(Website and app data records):
============
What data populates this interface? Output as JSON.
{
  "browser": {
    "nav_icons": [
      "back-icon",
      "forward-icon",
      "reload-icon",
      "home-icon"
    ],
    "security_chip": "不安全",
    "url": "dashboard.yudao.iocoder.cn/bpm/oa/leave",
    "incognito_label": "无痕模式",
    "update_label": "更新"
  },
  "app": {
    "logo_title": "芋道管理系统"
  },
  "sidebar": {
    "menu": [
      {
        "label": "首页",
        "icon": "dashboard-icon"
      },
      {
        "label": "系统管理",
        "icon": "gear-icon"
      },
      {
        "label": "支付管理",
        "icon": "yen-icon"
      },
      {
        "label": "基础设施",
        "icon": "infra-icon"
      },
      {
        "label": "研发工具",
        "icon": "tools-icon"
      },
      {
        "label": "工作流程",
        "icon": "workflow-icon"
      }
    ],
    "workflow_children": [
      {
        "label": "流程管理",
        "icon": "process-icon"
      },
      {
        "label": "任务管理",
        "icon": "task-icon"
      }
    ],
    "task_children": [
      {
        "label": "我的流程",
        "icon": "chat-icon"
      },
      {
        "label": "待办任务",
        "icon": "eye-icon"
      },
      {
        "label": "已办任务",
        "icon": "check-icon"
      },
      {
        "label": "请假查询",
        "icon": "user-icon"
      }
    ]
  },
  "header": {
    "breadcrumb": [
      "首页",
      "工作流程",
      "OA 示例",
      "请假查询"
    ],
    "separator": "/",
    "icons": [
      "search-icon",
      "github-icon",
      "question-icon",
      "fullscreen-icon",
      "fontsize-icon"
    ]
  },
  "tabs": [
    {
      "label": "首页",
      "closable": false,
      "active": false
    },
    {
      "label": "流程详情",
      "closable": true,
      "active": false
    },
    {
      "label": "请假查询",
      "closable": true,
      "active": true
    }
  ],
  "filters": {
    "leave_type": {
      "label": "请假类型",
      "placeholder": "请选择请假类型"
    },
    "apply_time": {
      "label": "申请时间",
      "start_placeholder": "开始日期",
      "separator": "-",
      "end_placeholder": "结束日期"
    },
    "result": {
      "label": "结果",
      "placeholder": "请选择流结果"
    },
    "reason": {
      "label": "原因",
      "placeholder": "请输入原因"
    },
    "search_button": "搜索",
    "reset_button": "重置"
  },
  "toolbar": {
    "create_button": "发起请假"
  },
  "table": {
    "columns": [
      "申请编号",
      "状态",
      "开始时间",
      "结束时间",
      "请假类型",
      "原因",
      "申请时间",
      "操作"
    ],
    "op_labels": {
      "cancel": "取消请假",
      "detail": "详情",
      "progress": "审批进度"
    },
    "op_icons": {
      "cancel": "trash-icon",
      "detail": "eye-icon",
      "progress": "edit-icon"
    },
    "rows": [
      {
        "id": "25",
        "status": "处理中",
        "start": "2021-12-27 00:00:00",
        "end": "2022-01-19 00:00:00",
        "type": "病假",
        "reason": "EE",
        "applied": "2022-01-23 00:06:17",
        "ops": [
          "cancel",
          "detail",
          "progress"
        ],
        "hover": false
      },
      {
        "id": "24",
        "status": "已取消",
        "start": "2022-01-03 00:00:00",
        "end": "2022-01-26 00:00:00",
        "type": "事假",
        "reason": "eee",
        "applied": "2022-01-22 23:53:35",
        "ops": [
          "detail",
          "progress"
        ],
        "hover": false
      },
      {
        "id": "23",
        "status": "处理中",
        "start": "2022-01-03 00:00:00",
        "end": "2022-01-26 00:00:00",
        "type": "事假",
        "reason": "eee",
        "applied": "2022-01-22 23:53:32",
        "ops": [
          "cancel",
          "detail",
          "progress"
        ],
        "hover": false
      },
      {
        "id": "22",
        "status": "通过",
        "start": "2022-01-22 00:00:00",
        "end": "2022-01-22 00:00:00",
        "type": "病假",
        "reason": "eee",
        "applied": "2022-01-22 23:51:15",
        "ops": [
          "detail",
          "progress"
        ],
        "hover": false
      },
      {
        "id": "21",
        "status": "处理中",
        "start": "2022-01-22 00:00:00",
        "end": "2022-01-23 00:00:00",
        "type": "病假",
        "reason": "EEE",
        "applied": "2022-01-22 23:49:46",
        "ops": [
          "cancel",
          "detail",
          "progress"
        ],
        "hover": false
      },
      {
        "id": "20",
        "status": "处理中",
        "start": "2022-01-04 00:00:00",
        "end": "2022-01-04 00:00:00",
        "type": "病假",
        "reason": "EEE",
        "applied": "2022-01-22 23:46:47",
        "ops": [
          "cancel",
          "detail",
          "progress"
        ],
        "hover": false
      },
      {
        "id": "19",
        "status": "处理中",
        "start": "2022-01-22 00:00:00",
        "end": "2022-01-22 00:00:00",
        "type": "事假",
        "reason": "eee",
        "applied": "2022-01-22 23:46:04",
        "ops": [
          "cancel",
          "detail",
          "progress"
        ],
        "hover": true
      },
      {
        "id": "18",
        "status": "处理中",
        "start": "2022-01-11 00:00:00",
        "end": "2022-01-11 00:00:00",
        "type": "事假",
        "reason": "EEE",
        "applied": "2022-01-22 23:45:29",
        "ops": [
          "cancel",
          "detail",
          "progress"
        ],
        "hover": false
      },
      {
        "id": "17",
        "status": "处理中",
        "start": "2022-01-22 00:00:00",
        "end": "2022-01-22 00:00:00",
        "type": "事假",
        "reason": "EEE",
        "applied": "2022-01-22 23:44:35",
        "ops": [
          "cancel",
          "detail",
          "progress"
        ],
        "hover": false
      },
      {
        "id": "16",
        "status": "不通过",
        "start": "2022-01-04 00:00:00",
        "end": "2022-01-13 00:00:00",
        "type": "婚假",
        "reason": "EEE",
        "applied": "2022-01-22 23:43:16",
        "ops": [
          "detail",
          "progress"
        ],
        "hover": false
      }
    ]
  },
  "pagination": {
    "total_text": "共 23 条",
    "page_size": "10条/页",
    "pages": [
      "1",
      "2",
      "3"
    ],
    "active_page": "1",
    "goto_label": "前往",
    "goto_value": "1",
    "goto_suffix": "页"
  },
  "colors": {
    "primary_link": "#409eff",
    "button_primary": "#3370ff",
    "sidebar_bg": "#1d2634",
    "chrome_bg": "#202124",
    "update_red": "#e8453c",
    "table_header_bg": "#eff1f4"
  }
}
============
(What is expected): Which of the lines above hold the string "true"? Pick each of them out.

(Solution):
      "closable": true,
      "closable": true,
      "active": true
        "hover": true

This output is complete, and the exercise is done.